Spanish New Year’s Eve, known as Nochevieja, is not just a celebration marked by vibrant festivities and age-old customs but also by a rich and diverse culinary tradition. Spanish cuisine, famous for its flavors, ingredients, and regional diversity, plays a pivotal role in welcoming the new year. This article delves into the exquisite array of dishes and treats that make Spanish New Year’s Eve a gastronomic delight.
Also read: New Year’s Eve in Javea
The Twelve Grapes of Luck
The most iconic tradition of Spanish New Year’s Eve is the eating of twelve grapes at midnight, one for each chime of the clock. This custom, known as “Las doce uvas de la suerte”, is believed to bring good luck for each month of the coming year. It’s a ritual observed across Spain, with families and friends gathering around television sets or in public squares like Madrid’s Puerta del Sol to partake in this shared moment of hope and joy.
A Feast Before Midnight
Before the grape tradition, families often come together for a lavish dinner. This meal is a showcase of Spanish gastronomy, featuring a variety of dishes that may include:

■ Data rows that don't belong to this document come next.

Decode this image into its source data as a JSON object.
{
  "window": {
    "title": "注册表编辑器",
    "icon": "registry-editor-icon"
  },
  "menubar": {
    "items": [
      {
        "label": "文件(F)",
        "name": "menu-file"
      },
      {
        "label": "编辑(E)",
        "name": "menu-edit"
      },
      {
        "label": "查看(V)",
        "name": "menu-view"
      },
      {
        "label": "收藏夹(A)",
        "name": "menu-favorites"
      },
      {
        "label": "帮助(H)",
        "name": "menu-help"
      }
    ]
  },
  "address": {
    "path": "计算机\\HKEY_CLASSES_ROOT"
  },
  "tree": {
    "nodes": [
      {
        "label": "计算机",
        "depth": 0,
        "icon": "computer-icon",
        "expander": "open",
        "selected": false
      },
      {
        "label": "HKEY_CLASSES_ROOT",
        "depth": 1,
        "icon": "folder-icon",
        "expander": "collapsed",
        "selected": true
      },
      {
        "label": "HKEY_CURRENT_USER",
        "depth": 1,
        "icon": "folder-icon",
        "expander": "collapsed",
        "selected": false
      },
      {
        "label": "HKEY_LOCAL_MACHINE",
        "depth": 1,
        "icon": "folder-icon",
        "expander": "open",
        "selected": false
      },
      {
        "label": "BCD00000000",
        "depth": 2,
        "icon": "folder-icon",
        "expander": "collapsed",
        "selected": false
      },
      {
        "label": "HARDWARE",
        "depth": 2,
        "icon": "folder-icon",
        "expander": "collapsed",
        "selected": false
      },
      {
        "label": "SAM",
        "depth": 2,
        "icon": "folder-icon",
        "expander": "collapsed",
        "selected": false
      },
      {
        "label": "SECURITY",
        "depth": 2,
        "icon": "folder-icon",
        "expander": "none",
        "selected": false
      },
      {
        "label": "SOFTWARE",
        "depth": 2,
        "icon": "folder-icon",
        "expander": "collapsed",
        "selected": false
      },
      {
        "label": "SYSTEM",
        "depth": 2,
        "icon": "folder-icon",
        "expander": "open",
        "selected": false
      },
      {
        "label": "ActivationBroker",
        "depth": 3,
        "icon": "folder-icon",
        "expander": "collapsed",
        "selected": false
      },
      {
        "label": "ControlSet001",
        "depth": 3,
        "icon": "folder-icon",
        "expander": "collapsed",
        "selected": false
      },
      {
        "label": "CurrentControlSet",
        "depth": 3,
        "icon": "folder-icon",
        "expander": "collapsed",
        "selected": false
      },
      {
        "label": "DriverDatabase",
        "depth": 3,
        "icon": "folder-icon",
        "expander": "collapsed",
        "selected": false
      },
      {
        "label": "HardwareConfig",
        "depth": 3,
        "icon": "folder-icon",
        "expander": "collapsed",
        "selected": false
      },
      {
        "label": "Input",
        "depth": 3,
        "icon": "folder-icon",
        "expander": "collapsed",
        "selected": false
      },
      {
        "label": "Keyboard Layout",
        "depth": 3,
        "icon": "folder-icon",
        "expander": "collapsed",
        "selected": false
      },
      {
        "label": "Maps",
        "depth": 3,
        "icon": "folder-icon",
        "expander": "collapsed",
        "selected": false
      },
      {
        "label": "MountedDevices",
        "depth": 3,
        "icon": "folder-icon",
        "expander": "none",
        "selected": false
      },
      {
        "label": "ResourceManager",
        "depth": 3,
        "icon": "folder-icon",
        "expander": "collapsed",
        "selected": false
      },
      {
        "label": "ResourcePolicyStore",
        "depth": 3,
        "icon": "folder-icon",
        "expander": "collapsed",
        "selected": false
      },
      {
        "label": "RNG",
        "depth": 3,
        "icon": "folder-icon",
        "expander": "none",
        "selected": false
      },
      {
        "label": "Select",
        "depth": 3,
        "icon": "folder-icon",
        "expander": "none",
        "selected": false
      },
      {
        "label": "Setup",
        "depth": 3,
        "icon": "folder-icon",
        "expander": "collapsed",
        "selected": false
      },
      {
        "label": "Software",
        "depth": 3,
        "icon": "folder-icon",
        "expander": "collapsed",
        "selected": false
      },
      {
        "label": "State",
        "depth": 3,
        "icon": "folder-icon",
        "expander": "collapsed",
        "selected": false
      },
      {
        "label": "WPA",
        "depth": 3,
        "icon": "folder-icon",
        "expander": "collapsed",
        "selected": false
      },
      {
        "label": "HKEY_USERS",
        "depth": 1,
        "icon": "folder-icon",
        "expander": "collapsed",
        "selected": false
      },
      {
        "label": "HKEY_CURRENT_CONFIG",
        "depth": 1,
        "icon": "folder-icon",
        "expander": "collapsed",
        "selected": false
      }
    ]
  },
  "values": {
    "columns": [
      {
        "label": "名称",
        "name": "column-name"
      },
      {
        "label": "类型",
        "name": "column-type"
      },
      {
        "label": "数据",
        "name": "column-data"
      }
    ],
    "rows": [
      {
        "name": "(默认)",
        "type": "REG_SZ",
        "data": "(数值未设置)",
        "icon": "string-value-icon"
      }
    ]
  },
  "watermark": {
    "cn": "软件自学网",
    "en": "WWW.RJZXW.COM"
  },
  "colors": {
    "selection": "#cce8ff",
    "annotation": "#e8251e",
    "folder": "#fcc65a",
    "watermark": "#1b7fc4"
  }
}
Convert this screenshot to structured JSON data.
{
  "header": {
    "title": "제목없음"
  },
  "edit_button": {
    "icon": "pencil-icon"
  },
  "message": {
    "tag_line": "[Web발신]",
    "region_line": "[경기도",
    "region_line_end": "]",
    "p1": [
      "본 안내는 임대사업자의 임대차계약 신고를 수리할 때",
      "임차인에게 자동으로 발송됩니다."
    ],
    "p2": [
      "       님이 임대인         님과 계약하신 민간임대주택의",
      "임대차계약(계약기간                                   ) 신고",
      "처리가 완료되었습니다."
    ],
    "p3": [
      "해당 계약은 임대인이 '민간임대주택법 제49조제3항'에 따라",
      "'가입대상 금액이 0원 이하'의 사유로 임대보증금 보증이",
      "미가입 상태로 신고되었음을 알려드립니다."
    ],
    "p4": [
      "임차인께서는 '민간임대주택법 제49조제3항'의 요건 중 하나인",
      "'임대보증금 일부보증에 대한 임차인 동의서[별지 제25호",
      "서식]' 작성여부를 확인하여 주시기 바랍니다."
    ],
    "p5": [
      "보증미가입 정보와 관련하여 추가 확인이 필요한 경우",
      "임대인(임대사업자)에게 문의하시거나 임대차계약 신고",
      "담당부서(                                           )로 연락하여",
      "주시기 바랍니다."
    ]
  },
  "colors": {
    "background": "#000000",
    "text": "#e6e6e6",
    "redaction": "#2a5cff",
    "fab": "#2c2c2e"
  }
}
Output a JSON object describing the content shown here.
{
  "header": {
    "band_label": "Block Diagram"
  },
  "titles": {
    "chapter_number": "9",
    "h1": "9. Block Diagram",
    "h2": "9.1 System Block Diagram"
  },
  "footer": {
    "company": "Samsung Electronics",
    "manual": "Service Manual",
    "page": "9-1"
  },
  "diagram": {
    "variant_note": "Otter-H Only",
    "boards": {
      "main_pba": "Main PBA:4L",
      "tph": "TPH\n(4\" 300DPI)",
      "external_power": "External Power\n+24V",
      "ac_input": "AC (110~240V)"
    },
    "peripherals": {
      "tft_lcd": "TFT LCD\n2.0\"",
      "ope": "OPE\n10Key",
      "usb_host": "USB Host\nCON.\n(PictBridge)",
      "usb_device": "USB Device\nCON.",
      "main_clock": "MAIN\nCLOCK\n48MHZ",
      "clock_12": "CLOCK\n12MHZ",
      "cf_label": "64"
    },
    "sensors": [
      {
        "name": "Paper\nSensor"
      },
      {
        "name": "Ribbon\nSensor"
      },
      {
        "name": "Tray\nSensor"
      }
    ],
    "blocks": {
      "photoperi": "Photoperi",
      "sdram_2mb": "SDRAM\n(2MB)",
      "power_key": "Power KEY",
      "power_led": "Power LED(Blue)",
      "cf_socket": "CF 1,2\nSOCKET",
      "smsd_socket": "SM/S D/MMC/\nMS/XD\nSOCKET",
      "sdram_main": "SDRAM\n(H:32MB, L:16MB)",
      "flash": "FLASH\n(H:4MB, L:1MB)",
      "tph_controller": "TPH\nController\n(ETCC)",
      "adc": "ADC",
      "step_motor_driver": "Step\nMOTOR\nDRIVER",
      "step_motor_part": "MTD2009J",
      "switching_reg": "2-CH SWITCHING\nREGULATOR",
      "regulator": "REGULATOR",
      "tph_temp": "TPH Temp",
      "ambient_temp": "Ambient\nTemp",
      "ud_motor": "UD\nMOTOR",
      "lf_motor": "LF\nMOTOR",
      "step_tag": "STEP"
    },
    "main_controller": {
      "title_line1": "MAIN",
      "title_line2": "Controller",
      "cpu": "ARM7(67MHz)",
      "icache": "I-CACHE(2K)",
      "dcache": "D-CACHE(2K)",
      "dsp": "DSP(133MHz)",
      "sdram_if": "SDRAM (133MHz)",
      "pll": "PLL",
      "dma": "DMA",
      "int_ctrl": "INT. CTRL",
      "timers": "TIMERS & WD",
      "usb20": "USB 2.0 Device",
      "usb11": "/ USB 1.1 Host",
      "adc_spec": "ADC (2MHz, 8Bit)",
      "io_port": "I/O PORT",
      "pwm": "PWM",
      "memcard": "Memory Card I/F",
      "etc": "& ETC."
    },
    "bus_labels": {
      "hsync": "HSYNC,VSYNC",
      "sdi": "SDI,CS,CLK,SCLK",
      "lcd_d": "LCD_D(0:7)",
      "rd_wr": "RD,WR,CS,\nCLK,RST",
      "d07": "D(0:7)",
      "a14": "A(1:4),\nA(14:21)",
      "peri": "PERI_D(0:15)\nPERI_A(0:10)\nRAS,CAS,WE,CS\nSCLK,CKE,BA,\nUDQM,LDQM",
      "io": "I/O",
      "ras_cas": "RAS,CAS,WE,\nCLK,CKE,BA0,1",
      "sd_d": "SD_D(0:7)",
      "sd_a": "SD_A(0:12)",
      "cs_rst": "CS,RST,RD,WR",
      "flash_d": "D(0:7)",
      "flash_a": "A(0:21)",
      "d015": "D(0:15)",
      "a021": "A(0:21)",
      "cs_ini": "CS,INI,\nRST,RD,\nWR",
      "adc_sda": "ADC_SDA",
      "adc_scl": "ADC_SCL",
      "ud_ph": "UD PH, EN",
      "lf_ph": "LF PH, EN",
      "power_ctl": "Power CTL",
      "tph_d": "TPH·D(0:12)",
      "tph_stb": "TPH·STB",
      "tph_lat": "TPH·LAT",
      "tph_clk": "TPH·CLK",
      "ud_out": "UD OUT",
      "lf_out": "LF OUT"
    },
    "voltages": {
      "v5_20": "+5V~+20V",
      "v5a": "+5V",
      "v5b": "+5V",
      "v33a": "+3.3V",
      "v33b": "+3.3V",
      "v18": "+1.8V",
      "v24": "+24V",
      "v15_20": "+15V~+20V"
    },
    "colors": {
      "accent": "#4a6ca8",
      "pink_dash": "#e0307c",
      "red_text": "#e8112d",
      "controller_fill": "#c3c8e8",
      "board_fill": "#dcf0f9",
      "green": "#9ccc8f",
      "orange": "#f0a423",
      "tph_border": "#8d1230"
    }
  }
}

- Seafood Delicacies: Given Spain’s extensive coastline, seafood is a staple. Favorites include gambas al ajillo (garlic prawns), langostinos (king prawns), and pulpo a la gallega (Galician-style octopus).
- Jamón Ibérico and Cheese: No Spanish feast is complete without slices of Jamón Ibérico, a type of cured ham, served alongside a selection of Spanish cheeses like Manchego.
- Soup and Stews: For a heartwarming start, traditional soups like sopa de almendras (almond soup) or hearty stews such as fabada asturiana (bean stew) are popular choices.
Main Courses: A Regional Affair
The main course often reflects the regional specialties. In the north, one might find bacalao al pil pil (cod in garlic sauce), while in the south, dishes like paella or roast lamb may take center stage. The diversity of Spanish cuisine means that New Year’s Eve dinners can vary greatly from one household to another.
Desserts and Sweet Treats
Spanish New Year’s Eve is also a time for sweet indulgence. Traditional desserts include:
- Turrón: A nougat made of almonds and honey, turrón comes in various types, from soft Jijona to hard Alicante style.
- Mantecados and Polvorones: These crumbly cookies made from lard, sugar, and almonds are holiday favorites.
- Roscón de Reyes: Though traditionally associated with the Epiphany (January 6th), this ring-shaped cake, often filled with cream or custard, starts to appear in bakeries during New Year celebrations.
Cava: Spain’s Answer to Champagne
Toasting the New Year is traditionally done with glasses of Cava, the Spanish sparkling wine. It’s not just a celebratory drink but also a symbol of prosperity and joy.
Coffee and Spirits
Post-midnight, the celebration continues with coffee or spirits. Choices range from a simple café solo (espresso) to more potent digestifs like orujo (a Galician spirit) or brandy.
Spanish New Year’s Eve cuisine is a testament to the country’s rich culinary heritage. It’s a harmonious blend of flavors, textures, and traditions that not only satiates the palate but also brings people together in celebration. From the symbolic grapes to a variety of regional dishes and sweet treats, Nochevieja in Spain is a culinary journey that perfectly complements the joy and hope of welcoming a new year.